◆ PROMPT: State how many lines of the records contain the string "hint". Give the number alone.
== RECORDS SUPPLIED ==
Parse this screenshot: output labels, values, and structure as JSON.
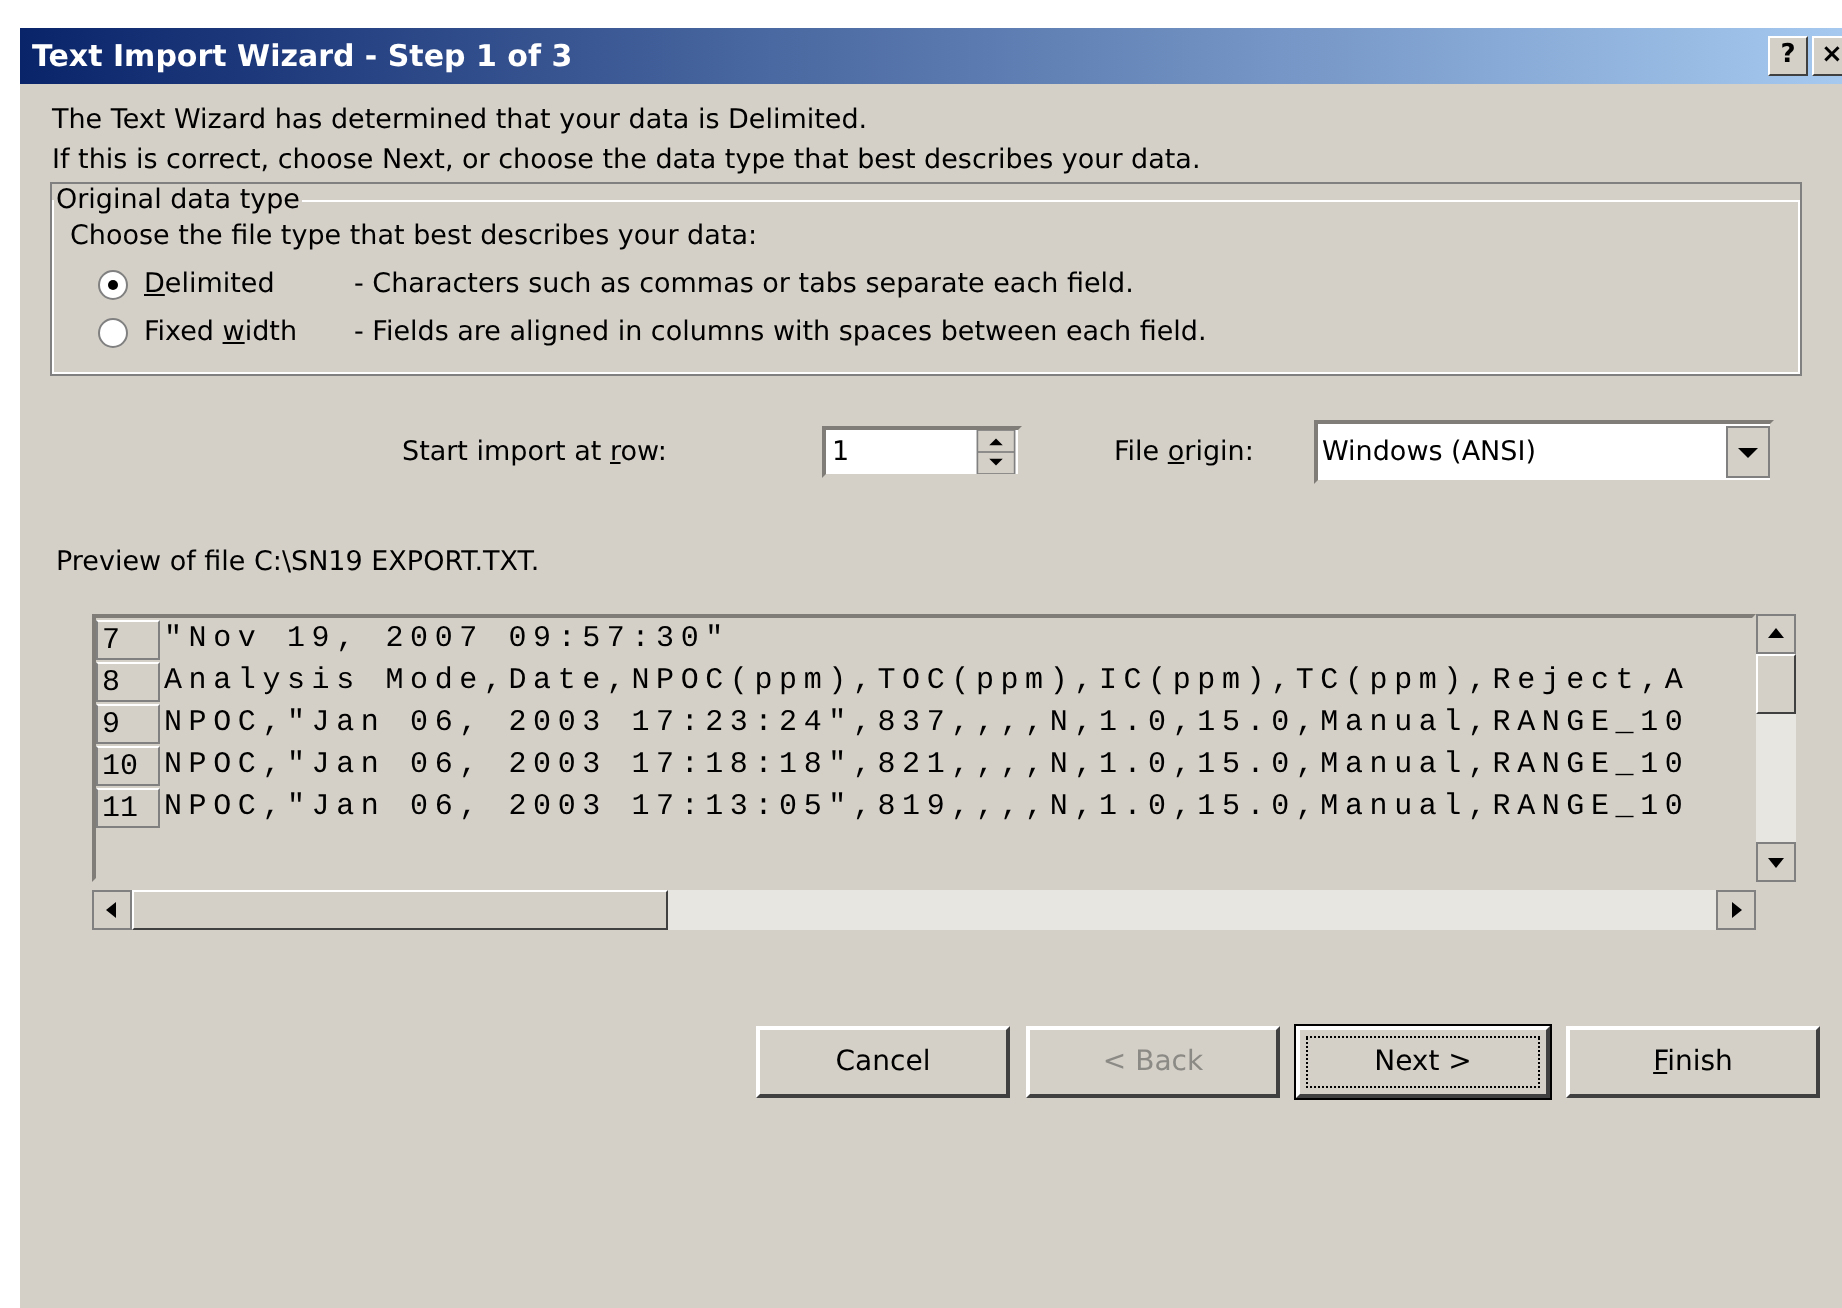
{
  "window": {
    "title": "Text Import Wizard - Step 1 of 3",
    "help_glyph": "?",
    "close_glyph": "×"
  },
  "intro": [
    "The Text Wizard has determined that your data is Delimited.",
    "If this is correct, choose Next, or choose the data type that best describes your data."
  ],
  "data_type_group": {
    "legend": "Original data type",
    "prompt": "Choose the file type that best describes your data:",
    "options": [
      {
        "label": {
          "key": "D",
          "post": "elimited"
        },
        "description": "- Characters such as commas or tabs separate each field.",
        "selected": true
      },
      {
        "label": {
          "pre": "Fixed ",
          "key": "w",
          "post": "idth"
        },
        "description": "- Fields are aligned in columns with spaces between each field.",
        "selected": false
      }
    ]
  },
  "start_row": {
    "label": {
      "pre": "Start import at ",
      "key": "r",
      "post": "ow:"
    },
    "value": "1"
  },
  "file_origin": {
    "label": {
      "pre": "File ",
      "key": "o",
      "post": "rigin:"
    },
    "value": "Windows (ANSI)"
  },
  "preview": {
    "caption": "Preview of file C:\\SN19 EXPORT.TXT.",
    "rows": [
      {
        "number": "7",
        "text": "\"Nov 19, 2007 09:57:30\""
      },
      {
        "number": "8",
        "text": "Analysis Mode,Date,NPOC(ppm),TOC(ppm),IC(ppm),TC(ppm),Reject,A"
      },
      {
        "number": "9",
        "text": "NPOC,\"Jan 06, 2003 17:23:24\",837,,,,N,1.0,15.0,Manual,RANGE_10"
      },
      {
        "number": "10",
        "text": "NPOC,\"Jan 06, 2003 17:18:18\",821,,,,N,1.0,15.0,Manual,RANGE_10"
      },
      {
        "number": "11",
        "text": "NPOC,\"Jan 06, 2003 17:13:05\",819,,,,N,1.0,15.0,Manual,RANGE_10"
      }
    ]
  },
  "buttons": [
    {
      "label": {
        "post": "Cancel"
      },
      "disabled": false,
      "default": false
    },
    {
      "label": {
        "post": "< Back"
      },
      "disabled": true,
      "default": false
    },
    {
      "label": {
        "post": "Next >"
      },
      "disabled": false,
      "default": true
    },
    {
      "label": {
        "key": "F",
        "post": "inish"
      },
      "disabled": false,
      "default": false
    }
  ]
}
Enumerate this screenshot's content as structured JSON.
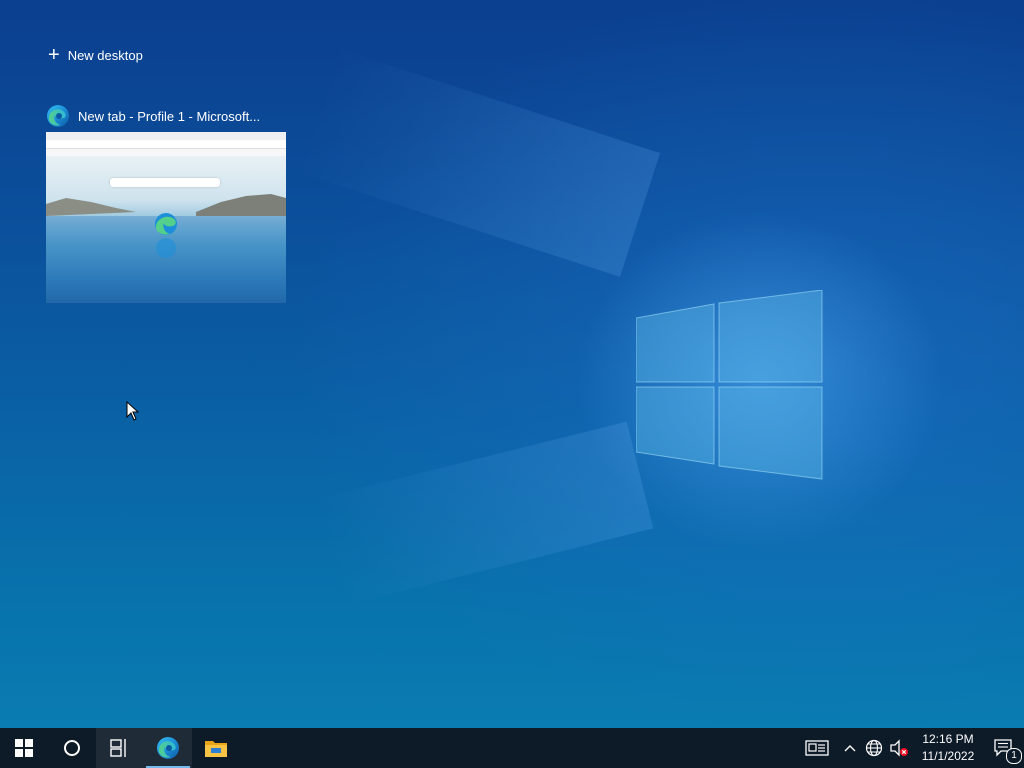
{
  "task_view": {
    "new_desktop_label": "New desktop",
    "window": {
      "title": "New tab - Profile 1 - Microsoft...",
      "app_icon": "edge-icon"
    }
  },
  "taskbar": {
    "start_icon": "windows-start-icon",
    "search_icon": "cortana-circle-icon",
    "task_view_icon": "task-view-icon",
    "pinned": [
      {
        "name": "edge-icon",
        "active": true
      },
      {
        "name": "file-explorer-icon",
        "active": false
      }
    ],
    "tray": {
      "news_icon": "news-and-interests-icon",
      "overflow_icon": "chevron-up-icon",
      "network_icon": "network-globe-icon",
      "volume_icon": "volume-muted-icon",
      "time": "12:16 PM",
      "date": "11/1/2022",
      "notification_count": "1"
    }
  },
  "colors": {
    "taskbar_bg": "#0d1a27",
    "desktop_top": "#0b3f8f",
    "desktop_bottom": "#0a7cb1",
    "active_underline": "#76b9ed"
  }
}
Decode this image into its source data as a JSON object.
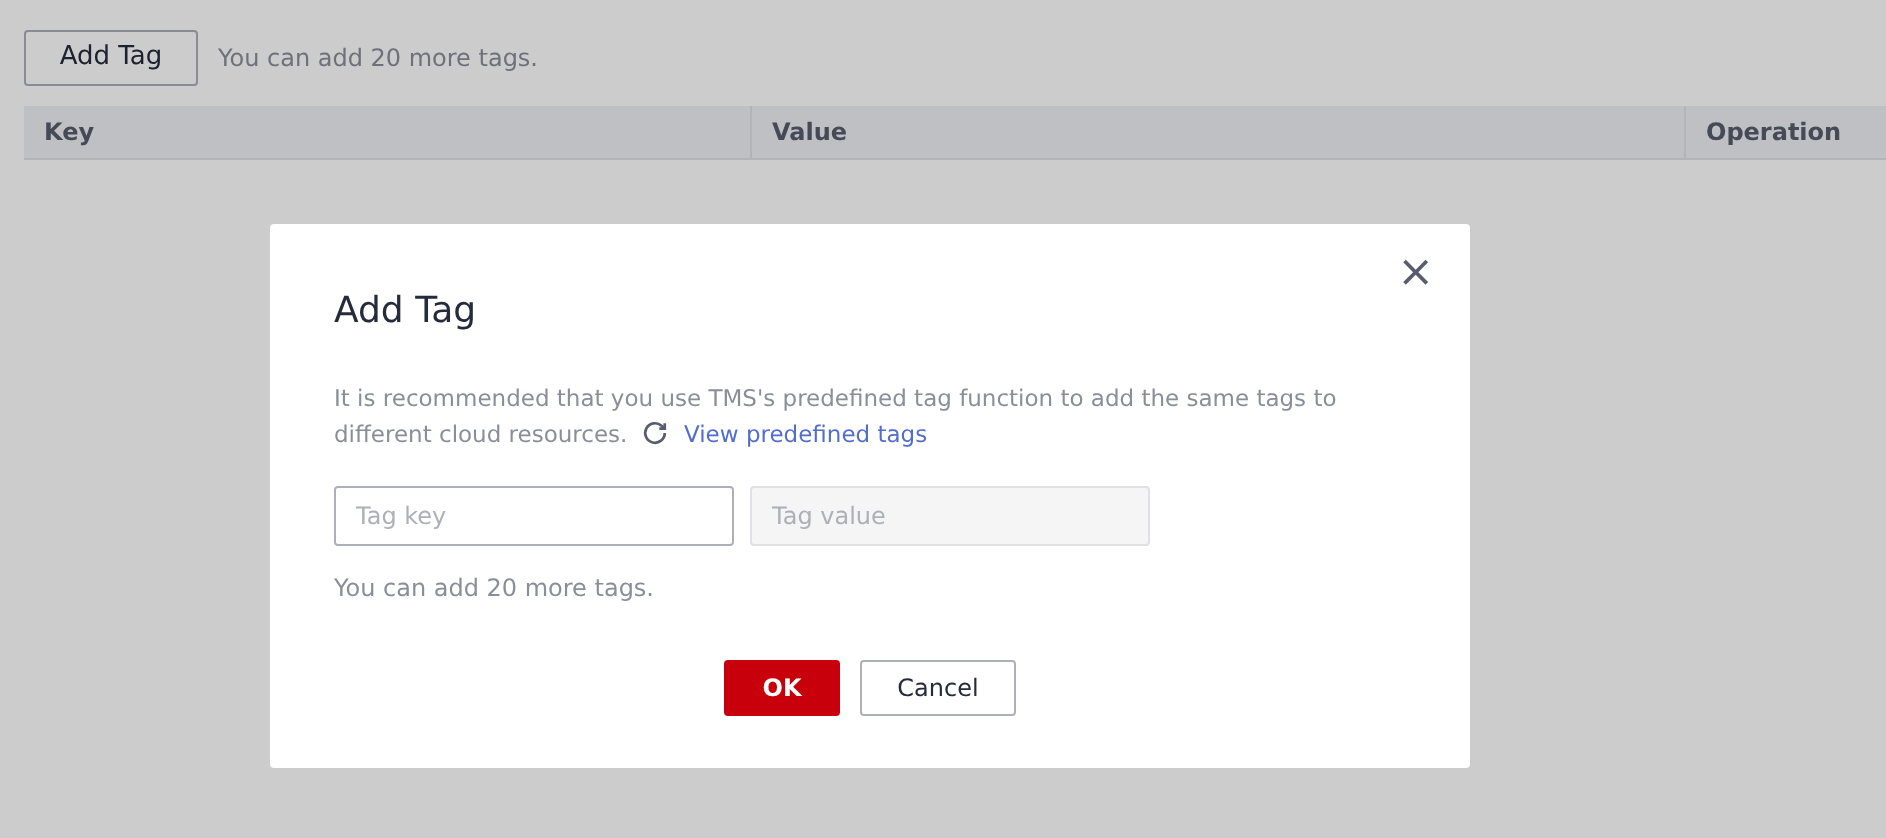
{
  "toolbar": {
    "add_button": "Add Tag",
    "hint": "You can add 20 more tags."
  },
  "table": {
    "columns": [
      "Key",
      "Value",
      "Operation"
    ]
  },
  "dialog": {
    "title": "Add Tag",
    "close": "×",
    "description": "It is recommended that you use TMS's predefined tag function to add the same tags to different cloud resources.",
    "link": "View predefined tags",
    "fields": [
      {
        "placeholder": "Tag key",
        "disabled": false
      },
      {
        "placeholder": "Tag value",
        "disabled": true
      }
    ],
    "hint": "You can add 20 more tags.",
    "buttons": [
      {
        "label": "OK",
        "kind": "primary"
      },
      {
        "label": "Cancel",
        "kind": "secondary"
      }
    ]
  }
}
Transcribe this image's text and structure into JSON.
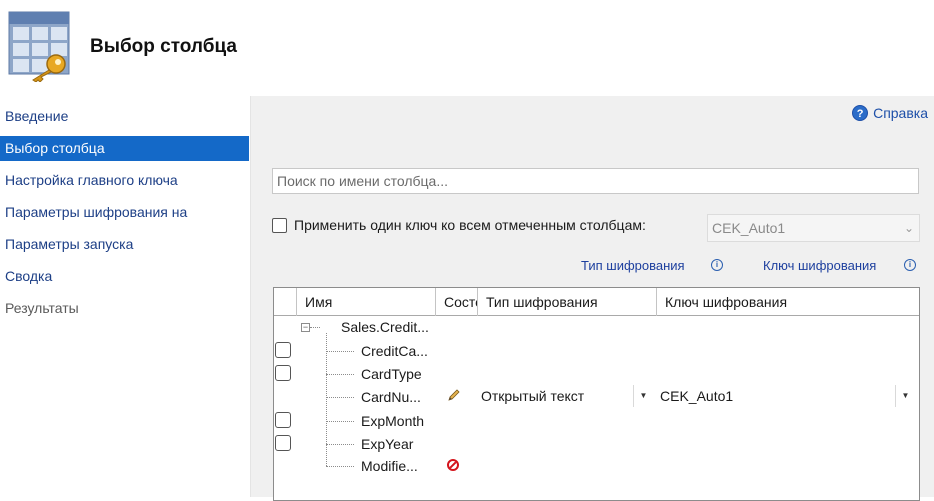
{
  "header": {
    "title": "Выбор столбца",
    "icon": "table-key-icon"
  },
  "sidebar": {
    "items": [
      {
        "label": "Введение"
      },
      {
        "label": "Выбор столбца"
      },
      {
        "label": "Настройка главного ключа"
      },
      {
        "label": "Параметры шифрования на"
      },
      {
        "label": "Параметры запуска"
      },
      {
        "label": "Сводка"
      },
      {
        "label": "Результаты"
      }
    ],
    "active_index": 1,
    "active_color": "#1469c8"
  },
  "main": {
    "help_label": "Справка",
    "search_placeholder": "Поиск по имени столбца...",
    "apply_one_key_label": "Применить один ключ ко всем отмеченным столбцам:",
    "apply_key_value": "CEK_Auto1",
    "encryption_type_link": "Тип шифрования",
    "encryption_key_link": "Ключ шифрования"
  },
  "grid": {
    "columns": [
      "Имя",
      "Состо",
      "Тип шифрования",
      "Ключ шифрования"
    ],
    "table_name": "Sales.Credit...",
    "rows": [
      {
        "name": "CreditCa...",
        "state_icon": "",
        "enc_type": "",
        "enc_key": ""
      },
      {
        "name": "CardType",
        "state_icon": "",
        "enc_type": "",
        "enc_key": ""
      },
      {
        "name": "CardNu...",
        "state_icon": "pencil-icon",
        "enc_type": "Открытый текст",
        "enc_key": "CEK_Auto1"
      },
      {
        "name": "ExpMonth",
        "state_icon": "",
        "enc_type": "",
        "enc_key": ""
      },
      {
        "name": "ExpYear",
        "state_icon": "",
        "enc_type": "",
        "enc_key": ""
      },
      {
        "name": "Modifie...",
        "state_icon": "no-entry-icon",
        "enc_type": "",
        "enc_key": ""
      }
    ]
  }
}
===
◆ RESPONSE BOX: 2